* [Problem statement]: Which of the lines below include the word "TabzzLoL"? Pull each one out.

* [Exercise inputs]:

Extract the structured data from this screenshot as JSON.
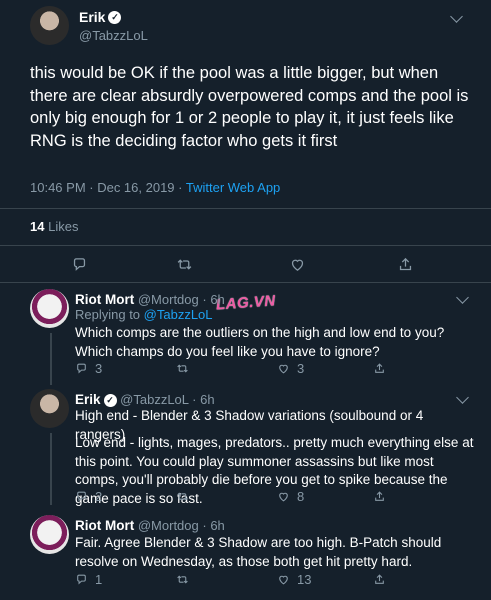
{
  "main_tweet": {
    "author_name": "Erik",
    "handle": "@TabzzLoL",
    "text": "this would be OK if the pool was a little bigger, but when there are clear absurdly overpowered comps and the pool is only big enough for 1 or 2 people to play it, it just feels like RNG is the deciding factor who gets it first",
    "time": "10:46 PM · Dec 16, 2019 ·",
    "source": "Twitter Web App",
    "likes_count": "14",
    "likes_label": "Likes"
  },
  "watermark": {
    "text": "LAG.VN"
  },
  "replies": [
    {
      "author_name": "Riot Mort",
      "handle": "@Mortdog",
      "time": "· 6h",
      "replying_to_label": "Replying to",
      "replying_to_handle": "@TabzzLoL",
      "text": "Which comps are the outliers on the high and low end to you? Which champs do you feel like you have to ignore?",
      "reply_count": "3",
      "retweet_count": "",
      "like_count": "3"
    },
    {
      "author_name": "Erik",
      "handle": "@TabzzLoL",
      "time": "· 6h",
      "text_1": "High end -  Blender & 3 Shadow variations (soulbound or 4 rangers)",
      "text_2": "Low end - lights, mages, predators.. pretty much everything else at this point. You could play summoner assassins but like most comps, you'll probably die before you get to spike because the game pace is so fast.",
      "reply_count": "2",
      "retweet_count": "",
      "like_count": "8"
    },
    {
      "author_name": "Riot Mort",
      "handle": "@Mortdog",
      "time": "· 6h",
      "text": "Fair. Agree Blender & 3 Shadow are too high. B-Patch should resolve on Wednesday, as those both get hit pretty hard.",
      "reply_count": "1",
      "retweet_count": "",
      "like_count": "13"
    }
  ]
}
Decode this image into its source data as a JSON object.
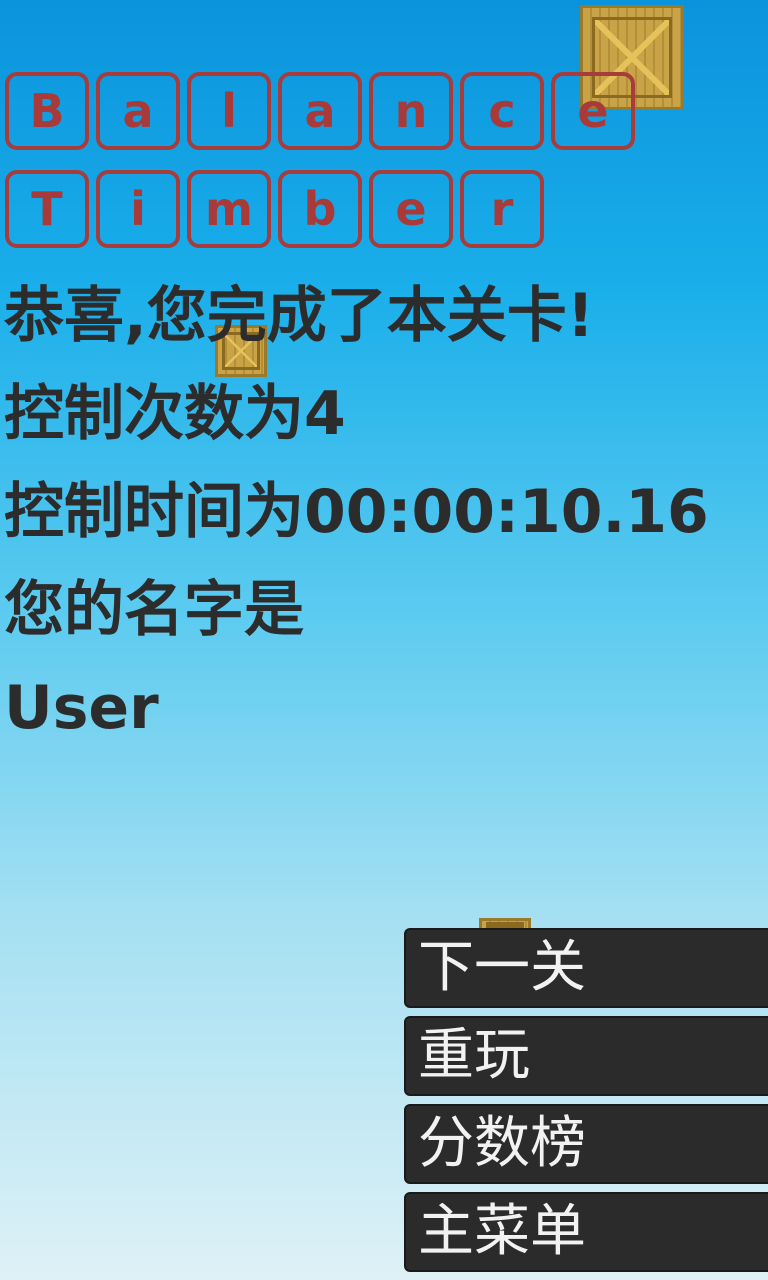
{
  "title": {
    "row1": [
      "B",
      "a",
      "l",
      "a",
      "n",
      "c",
      "e"
    ],
    "row2": [
      "T",
      "i",
      "m",
      "b",
      "e",
      "r"
    ]
  },
  "result": {
    "congrats": "恭喜,您完成了本关卡!",
    "moves": "控制次数为4",
    "time": "控制时间为00:00:10.16",
    "name_prompt": "您的名字是",
    "name_value": "User"
  },
  "menu": {
    "next_level": "下一关",
    "replay": "重玩",
    "leaderboard": "分数榜",
    "main_menu": "主菜单"
  },
  "colors": {
    "tile_border": "#a63c3c",
    "text": "#2c2c2c",
    "button_bg": "#2b2b2b"
  }
}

* [The completed task]:
    "handle": "@TabzzLoL",
      "replying_to_handle": "@TabzzLoL",
      "handle": "@TabzzLoL",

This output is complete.